Muscle memory is one of the key components to learning a musical instrument. It helps you perform certain tasks automatically, such as finding middle C or playing a solo piece. Muscle memory is also known as implicit memory, procedural memory, or non-declarative memory. As you practice certain motor skills, you build up long-term memory, which makes it easier for you to repeat the actions over again without thinking about them. look here Source
Muscle memory helps you learn the correct way to use the right hand and fingers. Piano teachers use this technique to teach their students the proper way to play the piano. They hope that the hands will eventually remember how to play together without thinking about it. It’s also useful in learning beginner guitar chords, woodwind and brass fingerings, and scales on all instruments. In the beginning, it requires a lot of thinking, but after a lot of practice, the fingers become familiar with the patterns automatically.

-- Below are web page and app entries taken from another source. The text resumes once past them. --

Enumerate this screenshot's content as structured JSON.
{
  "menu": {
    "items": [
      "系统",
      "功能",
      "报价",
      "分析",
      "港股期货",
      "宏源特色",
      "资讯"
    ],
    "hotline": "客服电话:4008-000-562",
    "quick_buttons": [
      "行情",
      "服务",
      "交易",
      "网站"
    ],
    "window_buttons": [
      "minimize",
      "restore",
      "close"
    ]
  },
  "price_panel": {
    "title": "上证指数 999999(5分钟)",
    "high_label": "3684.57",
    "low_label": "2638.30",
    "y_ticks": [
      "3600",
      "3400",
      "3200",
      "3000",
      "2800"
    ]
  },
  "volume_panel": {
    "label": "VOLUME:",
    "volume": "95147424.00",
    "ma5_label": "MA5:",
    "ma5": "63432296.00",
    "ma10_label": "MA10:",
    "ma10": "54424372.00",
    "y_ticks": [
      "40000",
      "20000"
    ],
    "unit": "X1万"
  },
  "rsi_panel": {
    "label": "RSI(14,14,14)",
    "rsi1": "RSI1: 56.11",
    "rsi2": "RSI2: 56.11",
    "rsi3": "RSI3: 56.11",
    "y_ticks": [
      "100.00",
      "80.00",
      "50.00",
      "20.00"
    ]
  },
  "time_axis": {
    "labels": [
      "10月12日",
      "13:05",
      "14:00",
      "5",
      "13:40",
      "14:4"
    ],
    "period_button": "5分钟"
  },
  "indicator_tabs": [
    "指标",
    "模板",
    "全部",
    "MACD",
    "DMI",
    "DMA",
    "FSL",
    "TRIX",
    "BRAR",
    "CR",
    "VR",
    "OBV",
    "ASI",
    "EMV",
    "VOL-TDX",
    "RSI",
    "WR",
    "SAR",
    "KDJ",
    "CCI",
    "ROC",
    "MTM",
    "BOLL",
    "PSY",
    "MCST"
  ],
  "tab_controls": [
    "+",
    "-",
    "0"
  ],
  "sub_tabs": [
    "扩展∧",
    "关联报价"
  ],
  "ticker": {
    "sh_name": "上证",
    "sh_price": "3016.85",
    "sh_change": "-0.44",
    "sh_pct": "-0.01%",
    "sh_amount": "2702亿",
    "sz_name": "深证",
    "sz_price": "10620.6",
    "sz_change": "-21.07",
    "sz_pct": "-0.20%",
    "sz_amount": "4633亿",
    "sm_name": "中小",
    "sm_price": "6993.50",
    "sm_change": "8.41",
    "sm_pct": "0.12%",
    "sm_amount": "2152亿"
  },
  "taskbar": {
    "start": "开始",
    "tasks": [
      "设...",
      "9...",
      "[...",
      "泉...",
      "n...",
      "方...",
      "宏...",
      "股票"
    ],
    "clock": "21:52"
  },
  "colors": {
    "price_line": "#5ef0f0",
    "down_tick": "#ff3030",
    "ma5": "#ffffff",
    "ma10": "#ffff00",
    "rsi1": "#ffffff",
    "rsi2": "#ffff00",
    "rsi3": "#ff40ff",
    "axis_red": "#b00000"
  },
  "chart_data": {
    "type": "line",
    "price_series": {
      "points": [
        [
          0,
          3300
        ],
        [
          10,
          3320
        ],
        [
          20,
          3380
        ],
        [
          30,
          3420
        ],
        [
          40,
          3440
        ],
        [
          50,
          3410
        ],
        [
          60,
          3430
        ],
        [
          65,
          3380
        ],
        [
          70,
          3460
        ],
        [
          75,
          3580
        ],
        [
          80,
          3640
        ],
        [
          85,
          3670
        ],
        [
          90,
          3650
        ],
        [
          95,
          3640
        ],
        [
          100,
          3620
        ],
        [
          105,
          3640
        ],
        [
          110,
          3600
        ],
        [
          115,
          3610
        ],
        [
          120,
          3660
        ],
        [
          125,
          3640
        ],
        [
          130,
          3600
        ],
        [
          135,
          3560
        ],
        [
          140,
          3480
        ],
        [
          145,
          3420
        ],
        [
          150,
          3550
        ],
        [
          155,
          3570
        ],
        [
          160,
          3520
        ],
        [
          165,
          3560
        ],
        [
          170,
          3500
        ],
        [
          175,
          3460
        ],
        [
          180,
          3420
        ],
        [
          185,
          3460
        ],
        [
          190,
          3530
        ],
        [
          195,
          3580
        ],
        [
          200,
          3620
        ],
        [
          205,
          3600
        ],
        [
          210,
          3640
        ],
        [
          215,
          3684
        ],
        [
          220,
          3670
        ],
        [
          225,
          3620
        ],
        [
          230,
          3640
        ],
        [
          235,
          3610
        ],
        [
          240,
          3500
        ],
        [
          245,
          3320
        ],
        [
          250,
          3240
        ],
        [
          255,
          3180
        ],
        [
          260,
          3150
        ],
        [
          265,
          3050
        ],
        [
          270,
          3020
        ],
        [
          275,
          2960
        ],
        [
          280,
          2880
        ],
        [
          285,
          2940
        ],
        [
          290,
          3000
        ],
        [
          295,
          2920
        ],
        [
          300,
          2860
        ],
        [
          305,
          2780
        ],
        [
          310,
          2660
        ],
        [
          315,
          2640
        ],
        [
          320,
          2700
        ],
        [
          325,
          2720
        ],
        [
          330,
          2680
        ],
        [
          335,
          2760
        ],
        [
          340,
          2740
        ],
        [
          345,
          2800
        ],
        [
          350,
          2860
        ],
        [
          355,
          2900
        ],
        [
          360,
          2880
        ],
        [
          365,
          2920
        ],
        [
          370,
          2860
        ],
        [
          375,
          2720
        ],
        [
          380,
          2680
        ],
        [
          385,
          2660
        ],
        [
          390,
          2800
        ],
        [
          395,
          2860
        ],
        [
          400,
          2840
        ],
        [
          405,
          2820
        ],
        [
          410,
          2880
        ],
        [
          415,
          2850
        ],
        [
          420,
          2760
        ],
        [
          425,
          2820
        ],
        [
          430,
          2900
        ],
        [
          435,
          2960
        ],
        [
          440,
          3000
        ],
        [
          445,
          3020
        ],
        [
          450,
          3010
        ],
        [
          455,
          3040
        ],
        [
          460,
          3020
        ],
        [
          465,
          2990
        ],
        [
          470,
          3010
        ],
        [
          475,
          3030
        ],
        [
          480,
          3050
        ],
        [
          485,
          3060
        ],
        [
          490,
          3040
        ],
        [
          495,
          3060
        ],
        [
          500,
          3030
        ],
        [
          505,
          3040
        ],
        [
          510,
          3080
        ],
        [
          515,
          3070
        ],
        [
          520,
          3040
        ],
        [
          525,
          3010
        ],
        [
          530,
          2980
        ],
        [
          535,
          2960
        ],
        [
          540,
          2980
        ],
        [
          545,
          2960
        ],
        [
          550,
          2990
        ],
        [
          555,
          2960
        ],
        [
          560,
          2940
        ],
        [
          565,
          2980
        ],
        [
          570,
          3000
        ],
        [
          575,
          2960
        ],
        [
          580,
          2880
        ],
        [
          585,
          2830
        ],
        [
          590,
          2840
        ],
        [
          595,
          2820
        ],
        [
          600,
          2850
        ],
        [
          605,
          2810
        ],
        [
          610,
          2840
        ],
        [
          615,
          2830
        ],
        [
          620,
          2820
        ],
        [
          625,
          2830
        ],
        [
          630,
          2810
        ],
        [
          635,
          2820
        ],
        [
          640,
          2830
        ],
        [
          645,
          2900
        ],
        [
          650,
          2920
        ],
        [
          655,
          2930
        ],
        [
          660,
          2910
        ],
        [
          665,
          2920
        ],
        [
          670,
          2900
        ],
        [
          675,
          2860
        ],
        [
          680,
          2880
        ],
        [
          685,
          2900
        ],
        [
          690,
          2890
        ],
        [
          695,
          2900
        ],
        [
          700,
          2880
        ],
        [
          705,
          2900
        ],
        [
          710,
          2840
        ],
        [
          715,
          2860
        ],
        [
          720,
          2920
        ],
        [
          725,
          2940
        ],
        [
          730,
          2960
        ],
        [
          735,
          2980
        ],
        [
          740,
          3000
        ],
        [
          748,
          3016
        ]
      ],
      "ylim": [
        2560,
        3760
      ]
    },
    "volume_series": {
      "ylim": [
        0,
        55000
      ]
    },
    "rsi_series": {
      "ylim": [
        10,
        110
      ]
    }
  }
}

Muscle memory is very effective, but it is not foolproof. You can still forget what you’ve done in the past if the situation forces you to think about it. Moreover, it is easy to abuse muscle memory. It is therefore necessary to learn how to use it correctly in order to become a better musician.
Muscle memory is stored in your nerves and neural pathways. This is why skilled pianists use less of their motor network to make complex hand movements. The repetitive practice in piano playing changes the brain’s response to these movements and makes them faster and more accurate. Muscle memory can last for a long time.
Muscle memory can also help you focus on the music itself. By relying on this type of memory, your body can put on autopilot. In contrast to explicit memory, you can still think about the music while you play, without being able to focus on your hands. As you practice, you can also improve your memory.
If you are a beginner in music, you can use these tips to practice effectively. Remember that the right kind of practice makes perfect. It’s far easier to learn an instrument with muscle memory if you practice it properly. However, remember to correct any mistakes immediately. The wrong technique can lead to a wrong performance.
While there is still much to be learned about the brain’s memory, there are already a variety of interesting studies that demonstrate how musicians retain music. For example, the hippocampus of musicians’ brains is larger than that of non-musicians’. Musicians also have more grey matter in the hippocampus than non-musicians. The presence of grey matter in the hippocampus may explain why musicians retain their music memories.